> _DATA LISTING_:
------------------------

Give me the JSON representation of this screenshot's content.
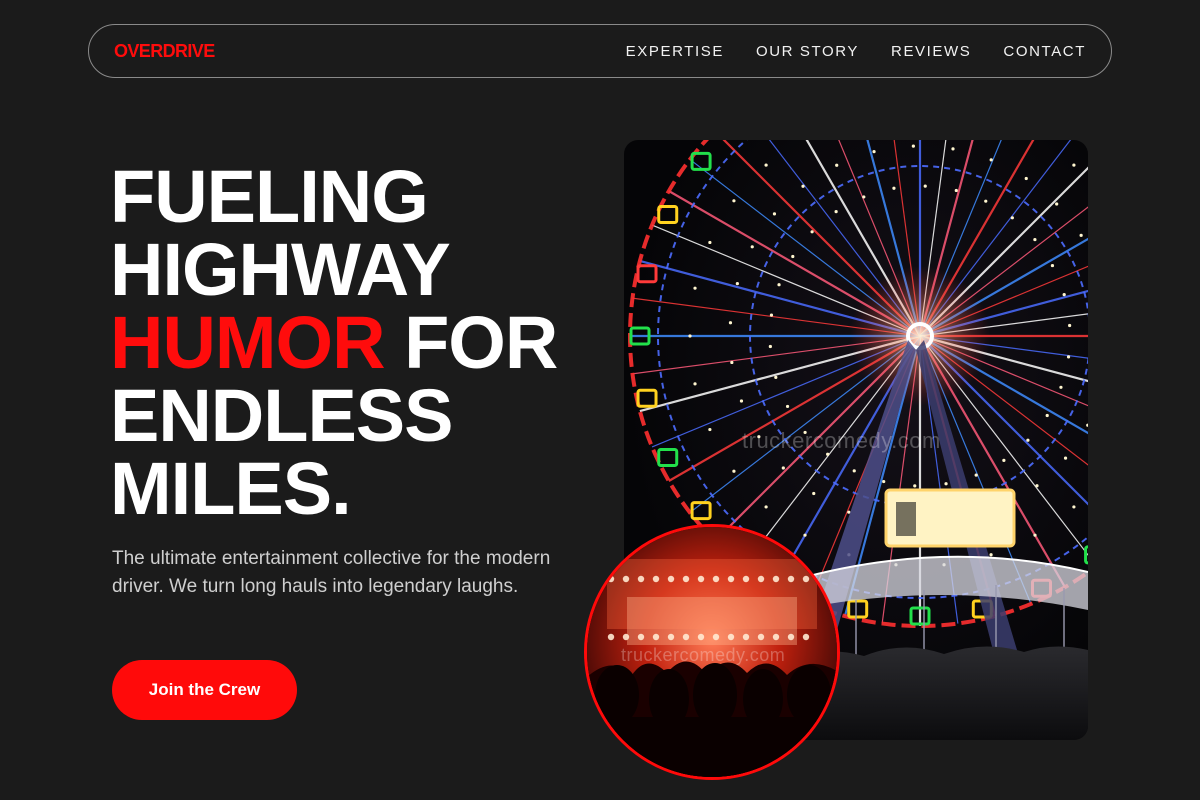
{
  "nav": {
    "brand": "OVERDRIVE",
    "links": [
      "EXPERTISE",
      "OUR STORY",
      "REVIEWS",
      "CONTACT"
    ]
  },
  "hero": {
    "title_lines": [
      [
        {
          "text": "FUELING",
          "accent": false
        }
      ],
      [
        {
          "text": "HIGHWAY",
          "accent": false
        }
      ],
      [
        {
          "text": "HUMOR",
          "accent": true
        },
        {
          "text": " FOR",
          "accent": false
        }
      ],
      [
        {
          "text": "ENDLESS",
          "accent": false
        }
      ],
      [
        {
          "text": "MILES.",
          "accent": false
        }
      ]
    ],
    "subtitle": "The ultimate entertainment collective for the modern driver. We turn long hauls into legendary laughs.",
    "cta_label": "Join the Crew"
  },
  "images": {
    "main_watermark": "truckercomedy.com",
    "inset_watermark": "truckercomedy.com"
  },
  "colors": {
    "accent": "#ff0c0c",
    "background": "#1b1b1b",
    "text": "#ffffff",
    "muted": "#cfcfcf"
  }
}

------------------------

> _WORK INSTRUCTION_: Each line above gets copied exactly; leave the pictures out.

> _ANSWER TO THE EXERCISE_:
Give me the JSON representation of this screenshot's content.
{
  "nav": {
    "brand": "OVERDRIVE",
    "links": [
      "EXPERTISE",
      "OUR STORY",
      "REVIEWS",
      "CONTACT"
    ]
  },
  "hero": {
    "title_lines": [
      [
        {
          "text": "FUELING",
          "accent": false
        }
      ],
      [
        {
          "text": "HIGHWAY",
          "accent": false
        }
      ],
      [
        {
          "text": "HUMOR",
          "accent": true
        },
        {
          "text": " FOR",
          "accent": false
        }
      ],
      [
        {
          "text": "ENDLESS",
          "accent": false
        }
      ],
      [
        {
          "text": "MILES.",
          "accent": false
        }
      ]
    ],
    "subtitle": "The ultimate entertainment collective for the modern driver. We turn long hauls into legendary laughs.",
    "cta_label": "Join the Crew"
  },
  "images": {
    "main_watermark": "truckercomedy.com",
    "inset_watermark": "truckercomedy.com"
  },
  "colors": {
    "accent": "#ff0c0c",
    "background": "#1b1b1b",
    "text": "#ffffff",
    "muted": "#cfcfcf"
  }
}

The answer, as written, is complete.